## [YOUR GOAL]
Wherever the word "JSON" turns up in a line of the entries, copy that line.

[Extracted records]
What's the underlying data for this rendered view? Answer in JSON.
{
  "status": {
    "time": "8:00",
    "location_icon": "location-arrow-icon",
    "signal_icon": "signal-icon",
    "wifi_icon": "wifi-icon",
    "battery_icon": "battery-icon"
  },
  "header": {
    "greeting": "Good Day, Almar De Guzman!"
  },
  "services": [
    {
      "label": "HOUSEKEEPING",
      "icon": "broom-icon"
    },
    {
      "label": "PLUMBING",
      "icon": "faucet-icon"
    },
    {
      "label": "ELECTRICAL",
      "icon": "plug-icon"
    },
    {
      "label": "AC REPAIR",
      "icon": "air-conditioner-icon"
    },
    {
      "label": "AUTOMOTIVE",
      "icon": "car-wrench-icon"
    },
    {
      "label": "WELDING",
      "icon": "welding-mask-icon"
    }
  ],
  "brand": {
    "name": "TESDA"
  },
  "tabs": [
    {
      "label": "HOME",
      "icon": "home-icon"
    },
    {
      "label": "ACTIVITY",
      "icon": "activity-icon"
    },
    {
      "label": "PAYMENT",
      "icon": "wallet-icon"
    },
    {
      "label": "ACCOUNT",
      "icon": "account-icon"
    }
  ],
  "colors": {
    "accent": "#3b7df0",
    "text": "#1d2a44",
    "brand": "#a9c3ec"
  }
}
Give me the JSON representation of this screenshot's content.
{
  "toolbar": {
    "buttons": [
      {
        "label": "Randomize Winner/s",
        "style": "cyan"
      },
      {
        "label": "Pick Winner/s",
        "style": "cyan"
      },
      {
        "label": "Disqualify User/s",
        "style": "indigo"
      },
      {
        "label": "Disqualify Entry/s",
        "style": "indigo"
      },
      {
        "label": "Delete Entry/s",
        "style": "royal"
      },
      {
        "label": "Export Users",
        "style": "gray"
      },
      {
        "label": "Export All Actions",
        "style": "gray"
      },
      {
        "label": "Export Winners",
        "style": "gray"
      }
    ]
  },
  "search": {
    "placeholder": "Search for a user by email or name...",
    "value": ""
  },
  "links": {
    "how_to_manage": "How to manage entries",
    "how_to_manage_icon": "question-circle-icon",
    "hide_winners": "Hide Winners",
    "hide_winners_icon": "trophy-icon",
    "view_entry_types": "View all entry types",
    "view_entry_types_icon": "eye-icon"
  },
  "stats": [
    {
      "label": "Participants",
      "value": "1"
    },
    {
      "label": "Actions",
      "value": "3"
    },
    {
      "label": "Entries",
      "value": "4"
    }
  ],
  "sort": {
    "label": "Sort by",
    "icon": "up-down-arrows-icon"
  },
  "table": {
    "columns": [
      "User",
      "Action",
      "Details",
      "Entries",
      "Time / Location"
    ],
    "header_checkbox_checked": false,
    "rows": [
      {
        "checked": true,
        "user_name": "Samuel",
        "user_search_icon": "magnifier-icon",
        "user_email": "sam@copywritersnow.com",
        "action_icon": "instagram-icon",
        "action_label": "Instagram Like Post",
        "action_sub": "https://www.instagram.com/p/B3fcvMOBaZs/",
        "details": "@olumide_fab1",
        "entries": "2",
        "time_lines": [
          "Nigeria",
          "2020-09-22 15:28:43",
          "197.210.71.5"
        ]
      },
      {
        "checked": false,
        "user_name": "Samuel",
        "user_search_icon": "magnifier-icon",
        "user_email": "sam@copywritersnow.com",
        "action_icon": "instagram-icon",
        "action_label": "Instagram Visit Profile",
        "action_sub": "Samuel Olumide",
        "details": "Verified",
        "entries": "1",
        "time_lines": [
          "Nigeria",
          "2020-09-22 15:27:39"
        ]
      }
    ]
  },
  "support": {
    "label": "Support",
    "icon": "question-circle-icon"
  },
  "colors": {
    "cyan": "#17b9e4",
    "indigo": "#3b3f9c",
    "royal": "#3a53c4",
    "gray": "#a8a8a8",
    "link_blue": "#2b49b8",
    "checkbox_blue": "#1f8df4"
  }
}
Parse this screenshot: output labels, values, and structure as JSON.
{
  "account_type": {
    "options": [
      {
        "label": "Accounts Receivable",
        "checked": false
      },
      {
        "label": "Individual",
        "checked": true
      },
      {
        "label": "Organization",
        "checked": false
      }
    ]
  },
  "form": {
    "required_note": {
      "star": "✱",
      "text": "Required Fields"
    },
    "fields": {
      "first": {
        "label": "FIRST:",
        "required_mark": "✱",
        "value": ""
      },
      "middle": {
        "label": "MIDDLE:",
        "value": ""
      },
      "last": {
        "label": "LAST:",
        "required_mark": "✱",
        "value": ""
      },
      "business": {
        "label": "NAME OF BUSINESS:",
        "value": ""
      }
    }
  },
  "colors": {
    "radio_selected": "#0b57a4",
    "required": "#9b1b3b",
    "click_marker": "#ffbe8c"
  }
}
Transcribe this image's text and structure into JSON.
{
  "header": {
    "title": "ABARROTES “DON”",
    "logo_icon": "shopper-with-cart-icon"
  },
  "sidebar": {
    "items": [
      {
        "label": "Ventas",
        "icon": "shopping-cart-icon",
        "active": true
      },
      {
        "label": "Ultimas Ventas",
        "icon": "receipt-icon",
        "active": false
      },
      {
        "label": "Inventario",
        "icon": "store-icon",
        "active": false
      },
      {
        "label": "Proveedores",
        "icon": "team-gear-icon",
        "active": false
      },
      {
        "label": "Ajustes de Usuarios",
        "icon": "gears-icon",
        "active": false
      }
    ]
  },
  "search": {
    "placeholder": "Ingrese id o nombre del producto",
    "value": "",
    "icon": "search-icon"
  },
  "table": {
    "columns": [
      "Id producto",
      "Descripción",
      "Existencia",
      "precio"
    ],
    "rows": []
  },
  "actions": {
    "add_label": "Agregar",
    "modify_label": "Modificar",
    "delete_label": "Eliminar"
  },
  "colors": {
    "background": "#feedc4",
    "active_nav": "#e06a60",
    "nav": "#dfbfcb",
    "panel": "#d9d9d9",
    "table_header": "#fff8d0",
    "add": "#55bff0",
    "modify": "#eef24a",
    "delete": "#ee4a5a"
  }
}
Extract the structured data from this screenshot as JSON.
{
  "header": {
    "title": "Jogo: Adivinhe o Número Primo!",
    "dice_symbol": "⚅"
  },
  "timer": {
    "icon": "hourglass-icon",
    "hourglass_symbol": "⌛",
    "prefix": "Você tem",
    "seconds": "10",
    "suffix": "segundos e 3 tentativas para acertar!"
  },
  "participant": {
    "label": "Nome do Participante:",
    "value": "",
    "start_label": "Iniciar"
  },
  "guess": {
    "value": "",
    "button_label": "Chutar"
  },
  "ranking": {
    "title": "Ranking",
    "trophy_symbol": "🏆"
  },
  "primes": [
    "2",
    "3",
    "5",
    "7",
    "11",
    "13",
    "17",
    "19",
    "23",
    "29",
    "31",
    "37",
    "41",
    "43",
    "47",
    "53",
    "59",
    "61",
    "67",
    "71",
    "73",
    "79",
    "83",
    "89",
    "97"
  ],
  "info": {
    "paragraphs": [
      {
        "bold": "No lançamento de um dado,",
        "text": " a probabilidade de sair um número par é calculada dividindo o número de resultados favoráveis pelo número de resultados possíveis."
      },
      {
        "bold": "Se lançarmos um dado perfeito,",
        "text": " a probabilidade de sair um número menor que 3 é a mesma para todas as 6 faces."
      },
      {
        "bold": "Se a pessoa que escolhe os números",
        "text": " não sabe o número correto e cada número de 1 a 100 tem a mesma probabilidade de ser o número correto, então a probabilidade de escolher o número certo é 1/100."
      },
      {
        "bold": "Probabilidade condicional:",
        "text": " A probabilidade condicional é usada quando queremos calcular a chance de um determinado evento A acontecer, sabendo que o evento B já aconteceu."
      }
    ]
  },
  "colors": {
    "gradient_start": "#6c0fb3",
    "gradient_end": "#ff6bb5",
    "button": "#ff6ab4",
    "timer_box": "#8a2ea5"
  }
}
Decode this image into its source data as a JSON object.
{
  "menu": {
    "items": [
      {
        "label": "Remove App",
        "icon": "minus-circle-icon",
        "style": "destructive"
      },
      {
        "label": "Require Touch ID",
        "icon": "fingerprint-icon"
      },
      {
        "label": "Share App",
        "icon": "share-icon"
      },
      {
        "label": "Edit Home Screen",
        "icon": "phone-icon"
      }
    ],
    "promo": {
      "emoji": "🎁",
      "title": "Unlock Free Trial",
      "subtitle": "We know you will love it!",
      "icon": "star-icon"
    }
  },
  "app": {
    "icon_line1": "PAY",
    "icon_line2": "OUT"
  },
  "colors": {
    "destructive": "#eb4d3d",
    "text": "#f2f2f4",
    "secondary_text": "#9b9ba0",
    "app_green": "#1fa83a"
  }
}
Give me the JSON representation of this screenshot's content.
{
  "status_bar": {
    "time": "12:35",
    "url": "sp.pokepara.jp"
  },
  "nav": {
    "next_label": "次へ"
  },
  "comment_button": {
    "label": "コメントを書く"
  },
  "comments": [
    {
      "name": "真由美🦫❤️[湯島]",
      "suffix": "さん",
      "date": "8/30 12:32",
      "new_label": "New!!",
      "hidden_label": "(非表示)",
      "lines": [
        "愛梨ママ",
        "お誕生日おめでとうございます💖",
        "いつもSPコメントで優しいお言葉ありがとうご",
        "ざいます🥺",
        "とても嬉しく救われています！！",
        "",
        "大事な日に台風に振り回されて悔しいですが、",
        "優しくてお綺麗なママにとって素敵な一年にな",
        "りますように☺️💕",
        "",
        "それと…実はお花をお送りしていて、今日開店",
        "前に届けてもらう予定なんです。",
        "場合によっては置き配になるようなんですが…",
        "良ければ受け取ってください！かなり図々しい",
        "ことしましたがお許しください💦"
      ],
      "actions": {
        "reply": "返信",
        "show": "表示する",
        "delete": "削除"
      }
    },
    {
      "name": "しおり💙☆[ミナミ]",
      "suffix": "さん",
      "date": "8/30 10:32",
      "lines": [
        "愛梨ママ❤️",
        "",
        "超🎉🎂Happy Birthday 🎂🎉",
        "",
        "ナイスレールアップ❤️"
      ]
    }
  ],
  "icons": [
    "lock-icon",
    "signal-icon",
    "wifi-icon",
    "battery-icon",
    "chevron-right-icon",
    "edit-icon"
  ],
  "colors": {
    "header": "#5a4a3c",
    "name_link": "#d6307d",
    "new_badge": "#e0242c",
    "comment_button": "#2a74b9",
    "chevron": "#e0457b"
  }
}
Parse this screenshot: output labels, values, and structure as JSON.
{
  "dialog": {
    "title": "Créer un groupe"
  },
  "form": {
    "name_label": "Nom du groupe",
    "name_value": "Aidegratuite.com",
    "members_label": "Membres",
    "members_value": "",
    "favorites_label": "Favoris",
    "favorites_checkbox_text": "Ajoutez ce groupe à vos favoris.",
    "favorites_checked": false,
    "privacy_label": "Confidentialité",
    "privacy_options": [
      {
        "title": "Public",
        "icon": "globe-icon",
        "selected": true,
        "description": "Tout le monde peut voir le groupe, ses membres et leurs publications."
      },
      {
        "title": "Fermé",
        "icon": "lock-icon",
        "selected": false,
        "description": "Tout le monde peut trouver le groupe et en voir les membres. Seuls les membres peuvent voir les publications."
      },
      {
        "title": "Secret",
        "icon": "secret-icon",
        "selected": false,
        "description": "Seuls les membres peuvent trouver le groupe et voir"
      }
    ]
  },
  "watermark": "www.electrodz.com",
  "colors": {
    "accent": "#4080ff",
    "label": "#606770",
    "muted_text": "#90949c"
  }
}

## [WRITTEN ANSWER]
What's the underlying data for this rendered view? Answer in JSON.
Give me the JSON representation of this screenshot's content.
Parse this screenshot: output labels, values, and structure as JSON.
Transcribe this image's text and structure into JSON.
Extract the structured data from this screenshot as JSON.
Decode this image into its source data as a JSON object.
Give me the JSON representation of this screenshot's content.
Parse this screenshot: output labels, values, and structure as JSON.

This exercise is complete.